Multivariate analysis of the population representativeness of related clinical studies

J Biomed Inform. 2016 Apr;60:66-76. doi: 10.1016/j.jbi.2016.01.007. Epub 2016 Jan 25.


Objective: To develop a multivariate method for quantifying the population representativeness across related clinical studies and a computational method for identifying and characterizing underrepresented subgroups in clinical studies.

Methods: We extended a published metric named Generalizability Index for Study Traits (GIST) to include multiple study traits for quantifying the population representativeness of a set of related studies by assuming the independence and equal importance among all study traits. On this basis, we compared the effectiveness of GIST and multivariate GIST (mGIST) qualitatively. We further developed an algorithm called "Multivariate Underrepresented Subgroup Identification" (MAGIC) for constructing optimal combinations of distinct value intervals of multiple traits to define underrepresented subgroups in a set of related studies. Using Type 2 diabetes mellitus (T2DM) as an example, we identified and extracted frequently used quantitative eligibility criteria variables in a set of clinical studies. We profiled the T2DM target population using the National Health and Nutrition Examination Survey (NHANES) data.

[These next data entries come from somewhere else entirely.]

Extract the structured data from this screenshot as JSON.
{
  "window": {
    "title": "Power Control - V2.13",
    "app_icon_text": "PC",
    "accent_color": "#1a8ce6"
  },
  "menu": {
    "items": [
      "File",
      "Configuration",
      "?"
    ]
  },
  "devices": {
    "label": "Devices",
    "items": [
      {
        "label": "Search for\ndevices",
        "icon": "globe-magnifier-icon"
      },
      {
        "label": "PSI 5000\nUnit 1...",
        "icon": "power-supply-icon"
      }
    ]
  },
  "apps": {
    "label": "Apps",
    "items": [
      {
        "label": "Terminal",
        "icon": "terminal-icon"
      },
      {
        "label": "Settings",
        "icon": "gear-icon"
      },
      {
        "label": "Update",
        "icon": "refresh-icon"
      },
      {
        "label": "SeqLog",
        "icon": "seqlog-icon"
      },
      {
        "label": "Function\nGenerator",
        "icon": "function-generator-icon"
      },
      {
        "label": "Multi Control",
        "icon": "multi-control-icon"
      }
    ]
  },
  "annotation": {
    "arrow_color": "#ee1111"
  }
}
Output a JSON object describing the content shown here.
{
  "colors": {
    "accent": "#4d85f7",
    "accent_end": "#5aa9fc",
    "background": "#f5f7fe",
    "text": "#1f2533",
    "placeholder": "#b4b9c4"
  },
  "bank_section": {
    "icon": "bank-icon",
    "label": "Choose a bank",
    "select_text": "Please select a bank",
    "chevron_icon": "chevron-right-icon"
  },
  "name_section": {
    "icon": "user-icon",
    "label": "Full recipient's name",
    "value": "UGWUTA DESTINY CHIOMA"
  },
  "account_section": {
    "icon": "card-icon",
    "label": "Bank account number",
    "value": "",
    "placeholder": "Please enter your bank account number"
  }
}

Results: According to the mGIST scores for four example variables, i.e., age, HbA1c, BMI, and gender, the included observational T2DM studies had superior population representativeness than the interventional T2DM studies. For the interventional T2DM studies, Phase I trials had better population representativeness than Phase III trials. People at least 65years old with HbA1c value between 5.7% and 7.2% were particularly underrepresented in the included T2DM trials. These results confirmed well-known knowledge and demonstrated the effectiveness of our methods in population representativeness assessment.

Conclusions: mGIST is effective at quantifying population representativeness of related clinical studies using multiple numeric study traits. MAGIC identifies underrepresented subgroups in clinical studies. Both data-driven methods can be used to improve the transparency of design bias in participation selection at the research community level.

Keywords: Clinical trial; Knowledge representation; Selection bias.

Publication types

  • Research Support, N.I.H., Extramural

MeSH terms

  • Algorithms*
  • Biomedical Research / standards*
  • Clinical Trials as Topic
  • Databases, Factual
  • Demography / methods*
  • Diabetes Mellitus, Type 2
  • Humans
  • Medical Informatics Computing
  • Multivariate Analysis
  • Nutrition Surveys
  • Observational Studies as Topic
  • Patient Selection
  • Selection Bias*